SALT LAKE CITY — Well, Amazon is in line to take over the video game industry.
What’s going on: Amazon is looking to launch a video game streaming service through the internet, joining Microsoft, Google and other companies that have similar projects in the works, The Information reported.
- The introduction of a popular video game streaming service would eliminate the need for physical game copies — and for consoles in general.
- The idea would be to allow people to stream video games on their smartphones, tablets and smart televisions, among other consoles and devices, according to The Information.
- Amazon would sell customers a subscription plan at a flat rate to play an unlimited amount of games. This would hurt business for most video game publishers, which sell their games for $50 to $60 a pop.
- It’d be unlikely for gamers to buy games individually and pay for a subscription service, one industry executive told The Information.
- “There are a lot of business model issues to be worked out, such as what are consumers willing to pay for,” said David Cole, an analyst at DFC Intelligence, a game industry research firm, to The Information. “Many consumers are used to paying $60 for a game disc they install on their system. Getting them to also pay for a subscription service is a huge challenge. Why do you need a subscription service to play games that you can get other ways?”
Flashback: Last year, Amazon launched a cloud-based service that allows developers to add competitions and giveaways into video games, CNBC reported.
- The service, called GameOn, gives developers the tools to add features to games, such as leagues, tournaments and rankings.
Changing times: Amazon’s decision to enter the video game space comes as gamers are finding various ways to play new games.
- For example, many gamers hop onto a service called Steam, which is an online store where they can download free or cheap games created by independent game developers.

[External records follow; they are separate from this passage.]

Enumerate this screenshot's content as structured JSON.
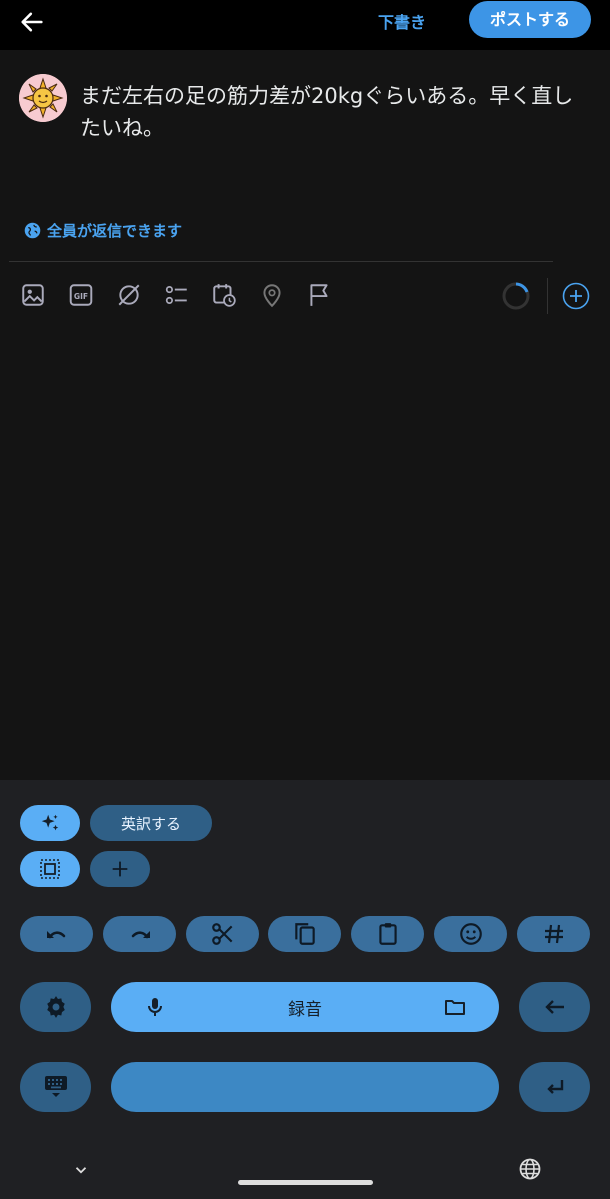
{
  "header": {
    "draft_label": "下書き",
    "post_label": "ポストする"
  },
  "composer": {
    "text": "まだ左右の足の筋力差が20kgぐらいある。早く直したいね。",
    "reply_setting": "全員が返信できます"
  },
  "toolbar": {
    "icons": [
      "image-icon",
      "gif-icon",
      "grok-icon",
      "poll-icon",
      "schedule-icon",
      "location-icon",
      "flag-icon"
    ]
  },
  "keyboard": {
    "translate_label": "英訳する",
    "record_label": "録音",
    "accent_color": "#5aaef5"
  }
}
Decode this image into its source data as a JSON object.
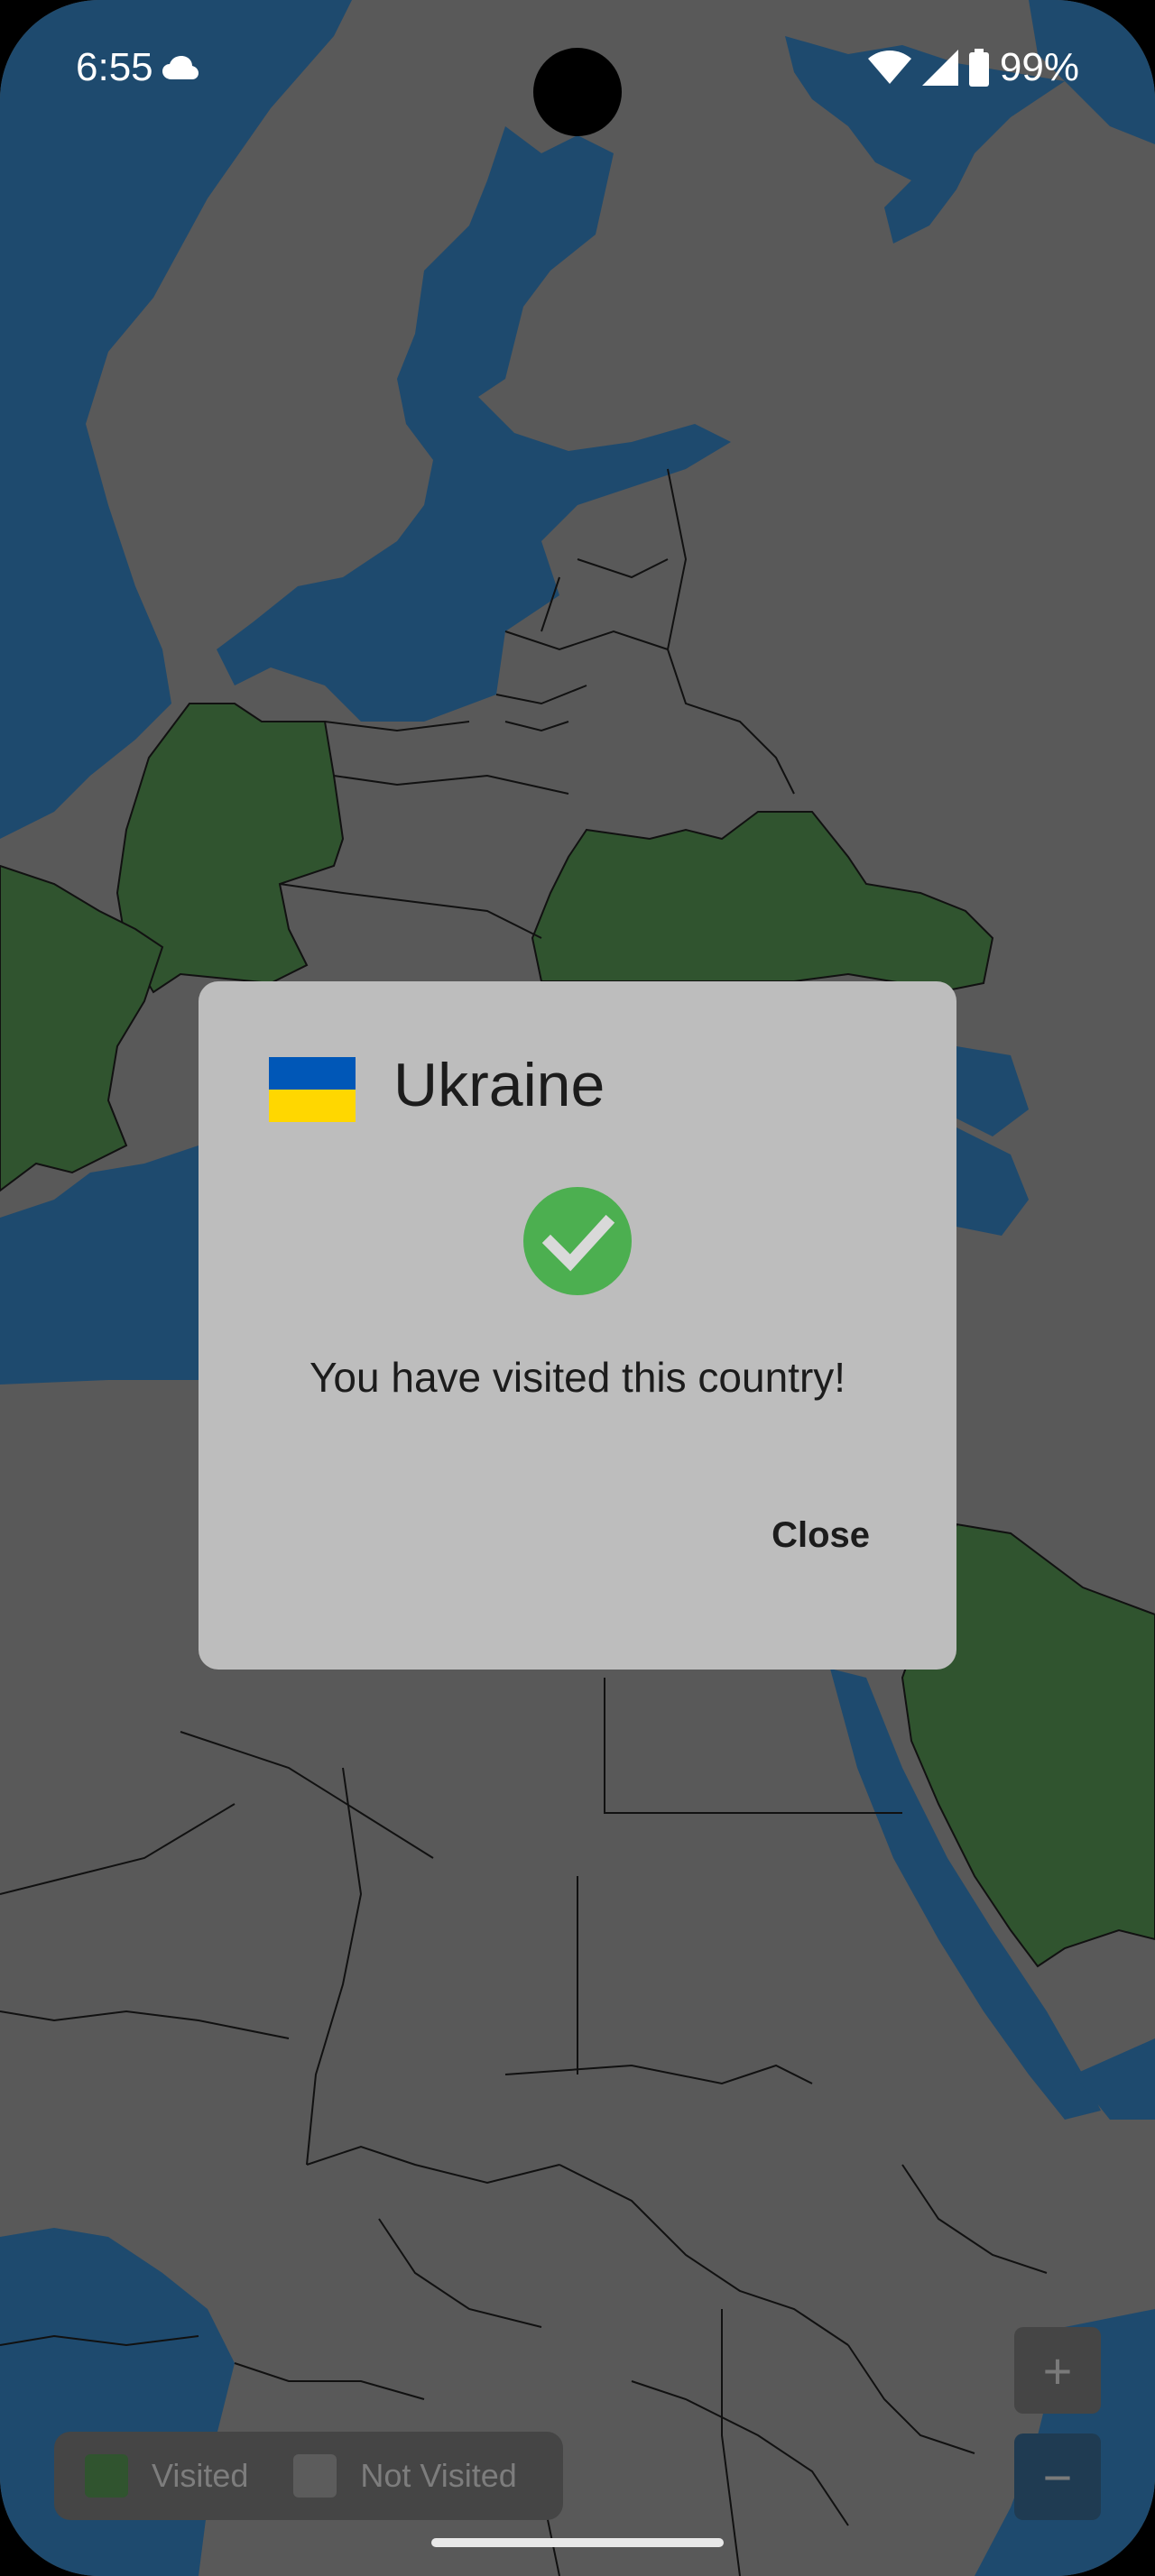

- Epic Games, the creators of “Fortnite,” recently announced it would create its own store for independent games, too.